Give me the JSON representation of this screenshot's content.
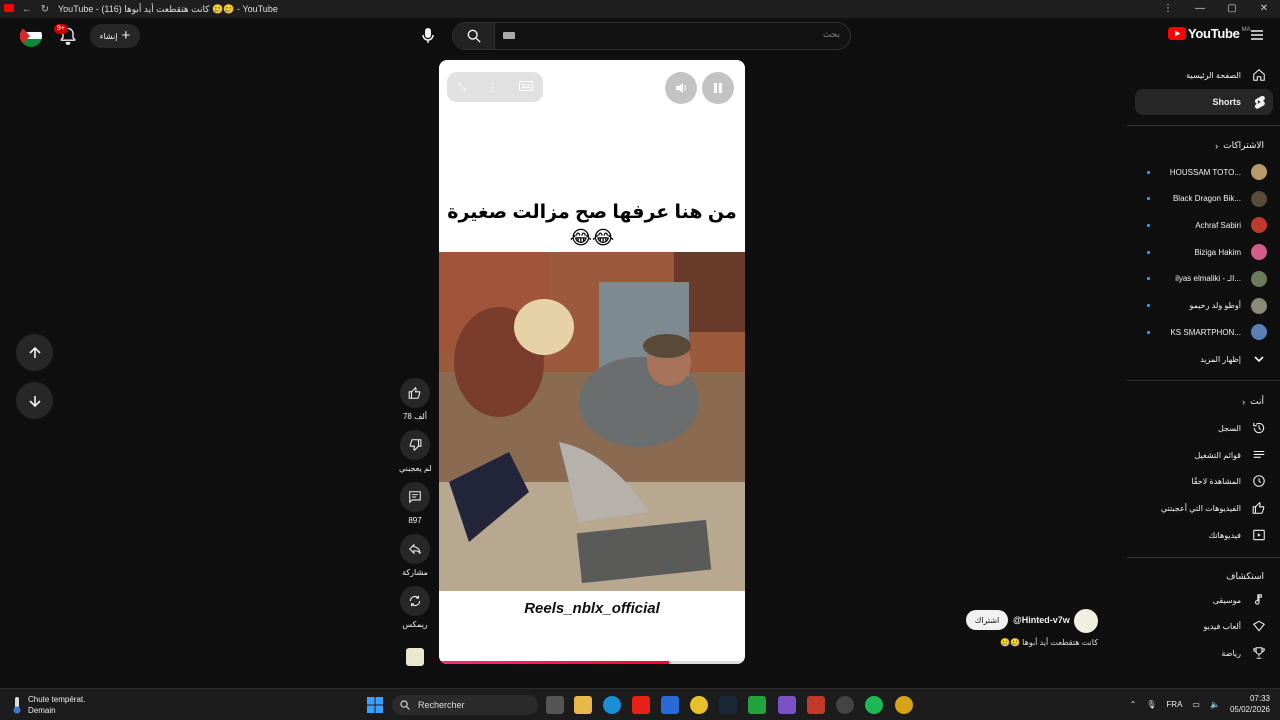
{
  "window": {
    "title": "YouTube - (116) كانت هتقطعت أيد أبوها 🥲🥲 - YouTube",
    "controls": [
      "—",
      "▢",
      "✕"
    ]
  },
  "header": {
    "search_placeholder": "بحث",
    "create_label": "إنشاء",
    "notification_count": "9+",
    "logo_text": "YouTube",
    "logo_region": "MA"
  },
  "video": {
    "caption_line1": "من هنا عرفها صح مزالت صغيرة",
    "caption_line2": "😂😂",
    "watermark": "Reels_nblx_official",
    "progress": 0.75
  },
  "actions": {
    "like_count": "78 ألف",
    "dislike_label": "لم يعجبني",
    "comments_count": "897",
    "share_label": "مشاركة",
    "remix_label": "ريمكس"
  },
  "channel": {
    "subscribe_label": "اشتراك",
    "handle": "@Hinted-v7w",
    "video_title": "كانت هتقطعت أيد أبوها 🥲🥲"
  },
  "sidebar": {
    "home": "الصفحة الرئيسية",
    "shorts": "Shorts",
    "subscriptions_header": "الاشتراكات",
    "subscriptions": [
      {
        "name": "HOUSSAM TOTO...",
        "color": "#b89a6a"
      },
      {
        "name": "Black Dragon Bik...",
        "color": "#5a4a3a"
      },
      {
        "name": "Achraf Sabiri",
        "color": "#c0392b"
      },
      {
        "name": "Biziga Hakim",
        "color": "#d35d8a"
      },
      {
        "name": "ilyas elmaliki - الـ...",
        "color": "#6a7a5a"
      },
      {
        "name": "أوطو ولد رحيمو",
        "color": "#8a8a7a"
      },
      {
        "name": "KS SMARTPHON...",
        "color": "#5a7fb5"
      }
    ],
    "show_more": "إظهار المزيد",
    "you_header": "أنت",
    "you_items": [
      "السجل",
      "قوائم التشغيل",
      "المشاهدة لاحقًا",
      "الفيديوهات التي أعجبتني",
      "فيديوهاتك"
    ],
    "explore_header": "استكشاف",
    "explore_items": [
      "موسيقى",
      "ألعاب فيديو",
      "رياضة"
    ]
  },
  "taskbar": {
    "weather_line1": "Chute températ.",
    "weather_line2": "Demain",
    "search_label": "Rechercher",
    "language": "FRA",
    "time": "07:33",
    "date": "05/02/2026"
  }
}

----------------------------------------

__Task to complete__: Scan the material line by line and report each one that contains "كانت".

__Result of this exercise__:
    "title": "YouTube - (116) كانت هتقطعت أيد أبوها 🥲🥲 - YouTube",
    "video_title": "كانت هتقطعت أيد أبوها 🥲🥲"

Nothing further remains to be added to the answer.